They became paranoid and suspected the government was spying on them because of their political beliefs. Fearful of a new tyranny, they invoked the Founding Fathers to demand freedom.
They feared for their precious children and the diminished liberty this corrupted America would hold for them.
So they gathered in secret and vowed to take action. They plotted to overthrow the evil regime.
It all sounds like a tea party gathering of black helicopter crazies in Roswell, NM, plotting the next revolution. Just ask any reporter.
Or maybe a Ron Paul-tard convention, or a Sarah Palin motorcycle rally. Thank God that Homeland Security is keeping close tabs on these dangerous militants.
Except, these people were nothing of the sort.
They were John and Bonnie Raines, Keith Forsyth, and Haverford College physics professor William Davidon.
Today, they are old; Davidon is dead. But in 1971, they were anti-war hippies, hellbent on forcing an end to the war in Vietnam. In protesting the war, they caught the creeping eye of J. Edgar Hoover and his domestic gestapo. The thugocracy ran license plates, spied on citizens and smeared good people.
Overwhelmed by grievances against their government, the mad hippies took action. They broke into an FBI office in Media, PA and stole suitcases full of files from the office. At a safe house, they examined the records and were stunned to learn the extent of the federal government’s abuses — at least the ones the government kept records on.

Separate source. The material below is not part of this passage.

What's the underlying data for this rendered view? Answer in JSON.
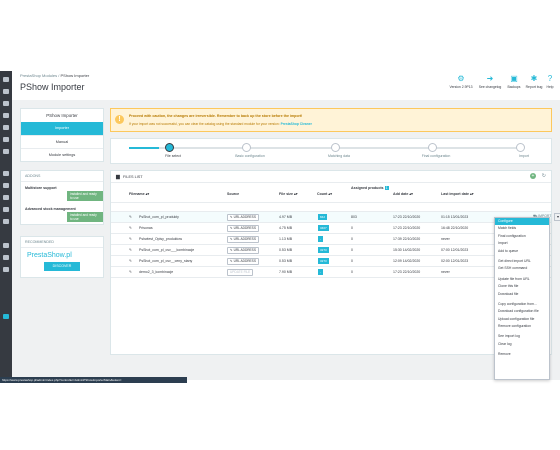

The daring group of burglars began mailing the evidence to various reporters around the country and thus began the unraveling of one of the most shameful regimes ever sanctioned under the American flag.
In a video produced by Retro Report for The New York Times, several members of the group this week revealed their identities. Mrs. Raines describes a protest rally where agents took pictures of not only her, but also her daughter sitting on her shoulders. Though they were risking everything, the Raineses believed it was a small price for freedom.
“We knew the FBI was systematically trying to squash dissent. And dissent is the lifeblood of democracy,” Mr. Raines says.
Pretty sure I saw that line on a poster at the last tea party event I attended. Sadly, though, it is hard to imagine two groups — tea partiers of today and hippies from the ’60s — who would find less in common with each other.
When did freedom in America become something that divides us? How is it that today liberty is so misunderstood, so often ignored, taken for granted, and increasingly used only as a hollow word to attack those with whom we have small, petty political differences? And when did deep wariness of government control become something to be mocked?
What the Raineses and their crew did in 1971 was clearly illegal. It was dangerous. And had they been caught, they rightly would have been punished.
But we should be grateful to them for risking everything and thankful that they got away with it. And we should always remember that it is only freedom that unites us here in America. And instead of mocking those who fight for it, we should whisper a prayer of thanks under our breath.